  35. 35.
    Valković T, Lucin K, Krstulja M et al (1998) Expression of monocyte chemotactic protein-1 in human invasive ductal breast cancer. Pathol Res Pract 194:335–340PubMedGoogle Scholar
  36. 36.
    Goede V, Brogelli L, Ziche M et al (1999) Induction of inflammatory angiogenesis by monocyte chemoattractant protein-1. Int J Cancer 82:765–770CrossRefPubMedGoogle Scholar
  37. 37.
    Ueno T, Toi M, Saji H et al (2000) Significance of macrophage chemoattractant protein-1 in macrophage recruitment, angiogenesis, and survival in human breast cancer. Clin Cancer Res 6:3282–3289PubMedGoogle Scholar
  38. 38.
    Saji H, Koike M, Yamori T et al (2001) Significant correlation of monocyte chemoattractant protein-1 expression with neovascularization and progression of breast carcinoma. Cancer 92:1085–1091CrossRefPubMedGoogle Scholar
  39. 39.
    Lebrecht A, Grimm C, Lantzsch T et al (2004) Monocyte chemoattractant protein-1 serum levels in patients with breast cancer. Tumour Biol 25:14–17CrossRefPubMedGoogle Scholar
  40. 40.
    Fujimoto H, Sangai T, Ishii G et al (2009) Stromal MCP-1 in mammary tumors induces tumor-associated macrophage infiltration and contributes to tumor progression. Int J Cancer 125:1276–1284CrossRefPubMedGoogle Scholar
  41. 41.
    Mestdagt M, Polette M, Buttice G et al (2006) Transactivation of MCP-1/CCL2 by beta-catenin/TCF-4 in human breast cancer cells. Int J Cancer 118:35–42CrossRefPubMedGoogle Scholar
  42. 42.
    Takahashi M, Miyazaki H, Furihata M et al (2009) Chemokine CCL2/MCP-1 negatively regulates metastasis in a highly bone marrow-metastatic mouse breast cancer model. Clin Exp Metastasis 26:817–828CrossRefPubMedGoogle Scholar
  43. 43.
    Valković T, Fuckar D, Stifter S et al (2005) Macrophage level is not affected by monocyte chemotactic protein-1 in invasive ductal breast carcinoma. J Cancer Res Clin Oncol 131:453–458CrossRefPubMedGoogle Scholar
  44. 44.
    Galvan A, Ioannidis JP, Dragani TA (2010) Beyond genome-wide association studies: genetic heterogeneity and individual predisposition to cancer. Trends Genet 26:132–141CrossRefPubMedGoogle Scholar

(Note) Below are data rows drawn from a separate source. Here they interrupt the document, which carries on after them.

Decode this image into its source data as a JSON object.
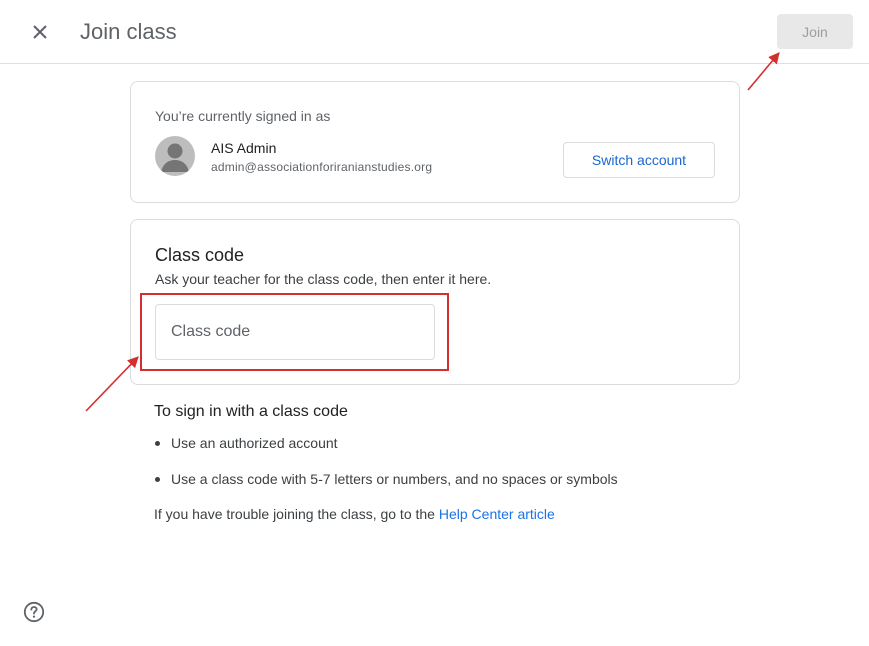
{
  "header": {
    "title": "Join class",
    "join_label": "Join"
  },
  "account": {
    "signed_in_label": "You’re currently signed in as",
    "name": "AIS Admin",
    "email": "admin@associationforiranianstudies.org",
    "switch_label": "Switch account"
  },
  "class_code": {
    "heading": "Class code",
    "description": "Ask your teacher for the class code, then enter it here.",
    "input_placeholder": "Class code",
    "input_value": ""
  },
  "instructions": {
    "heading": "To sign in with a class code",
    "items": [
      "Use an authorized account",
      "Use a class code with 5-7 letters or numbers, and no spaces or symbols"
    ],
    "help_text": "If you have trouble joining the class, go to the",
    "help_link": "Help Center article"
  },
  "icons": {
    "close": "close-icon",
    "avatar": "avatar-person-icon",
    "help": "help-circle-icon"
  },
  "colors": {
    "accent": "#1a73e8",
    "annotation": "#d32f2f",
    "disabled_button": "#e8e8e8"
  }
}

Copyright information

© Springer Science+Business Media B.V. 2010

Authors and Affiliations

  • Łukasz Kruszyna
    • 1
  • Margarita Lianeri
    • 1
  • Błażej Rubis
    • 1
    • 2
  • Hanna Knuła
    • 2
  • Maria Rybczyńska
    • 2
  • Sylwia Grodecka-Gazdecka
    • 3
  • Paweł P. Jagodziński
    • 1
  1. 1.Department of Biochemistry and Molecular BiologyPoznań University of Medical SciencesPoznańPoland
  2. 2.Department of Clinical Chemistry and Molecular DiagnosticsPoznań University of Medical SciencesPoznańPoland
  3. 3.Department of Oncological Surgery, Department of OncologyPoznań University of Medical SciencesPoznańPoland

Personalised recommendations